We're getting close to tunes as Keith wires up the Premier 10-inch shallow-mount subwoofers. These babies are great for tight spaces, as they only need 2 7/8 inches of mounting depth and an enclosure of less than 1 cubic foot. Keith routed the Scosche wire from the amp into the box; then sealed the box and mounted the subs.
After mounting and wiring up the amps, we were ready to make some big noise. Keith left the beauty covers off to dial in the gain on the amps. We fired up the head unit, cranked up the tunes, and Keith used his experienced ears to tune the system. Essentially it's like setting the timing on a Fox 5.0-just keep adding till the car pings.

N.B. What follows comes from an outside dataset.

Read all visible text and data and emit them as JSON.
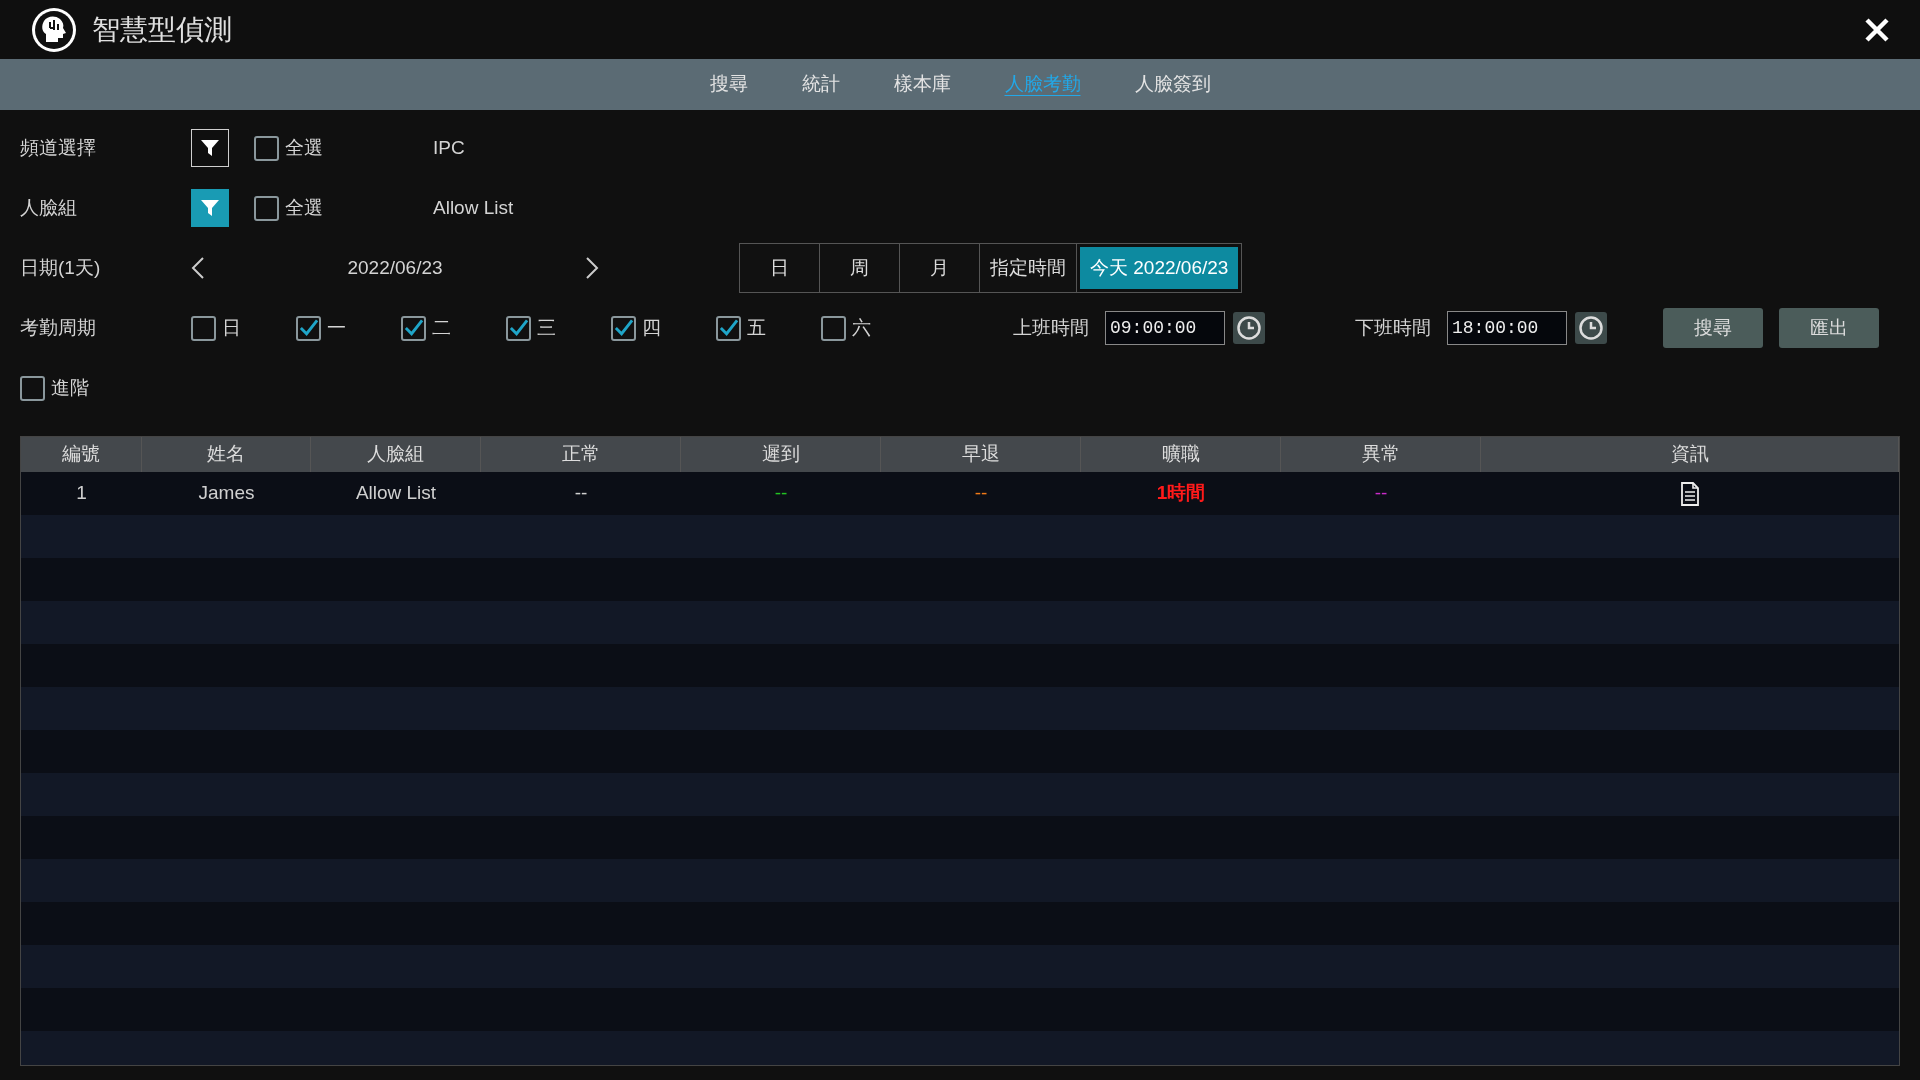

In this case, keep adding gain till it distorts; then back it off a bit.
SVT saved a bit of weight in the GT500 by forgoing a spare tire in favor of this small air pump that refills a damaged tire with air and sealant. Normally this unit is stored in a styrofoam carrier mounted in the spare-tire well. Since the K Dezines woofer box fills that space, Keith built this hidden cubby to store the pump. He even included straps to keep the pump in place. There's a matching cubby on the other side for storage, and it houses my SCT X3 handheld tuner.